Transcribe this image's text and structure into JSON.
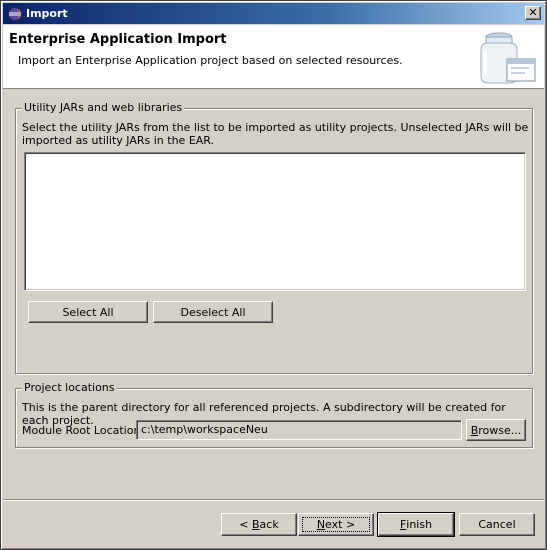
{
  "window": {
    "title": "Import"
  },
  "header": {
    "title": "Enterprise Application Import",
    "description": "Import an Enterprise Application project based on selected resources."
  },
  "utility_group": {
    "legend": "Utility JARs and web libraries",
    "description": "Select the utility JARs from the list to be imported as utility projects. Unselected JARs will be imported as utility JARs in the EAR.",
    "select_all_label": "Select All",
    "deselect_all_label": "Deselect All"
  },
  "project_locations": {
    "legend": "Project locations",
    "description": "This is the parent directory for all referenced projects. A subdirectory will be created for each project.",
    "module_root_label": "Module Root Location:",
    "module_root_value": "c:\\temp\\workspaceNeu",
    "browse_label": "Browse..."
  },
  "footer": {
    "back_prefix": "< ",
    "back_mnemonic": "B",
    "back_rest": "ack",
    "next_mnemonic": "N",
    "next_rest": "ext >",
    "finish_mnemonic": "F",
    "finish_rest": "inish",
    "cancel_label": "Cancel"
  }
}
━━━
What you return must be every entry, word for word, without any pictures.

Transcribe this image's text and structure into JSON.
{
  "window": {
    "title": "Import"
  },
  "header": {
    "title": "Enterprise Application Import",
    "description": "Import an Enterprise Application project based on selected resources."
  },
  "utility_group": {
    "legend": "Utility JARs and web libraries",
    "description": "Select the utility JARs from the list to be imported as utility projects. Unselected JARs will be imported as utility JARs in the EAR.",
    "select_all_label": "Select All",
    "deselect_all_label": "Deselect All"
  },
  "project_locations": {
    "legend": "Project locations",
    "description": "This is the parent directory for all referenced projects. A subdirectory will be created for each project.",
    "module_root_label": "Module Root Location:",
    "module_root_value": "c:\\temp\\workspaceNeu",
    "browse_label": "Browse..."
  },
  "footer": {
    "back_prefix": "< ",
    "back_mnemonic": "B",
    "back_rest": "ack",
    "next_mnemonic": "N",
    "next_rest": "ext >",
    "finish_mnemonic": "F",
    "finish_rest": "inish",
    "cancel_label": "Cancel"
  }
}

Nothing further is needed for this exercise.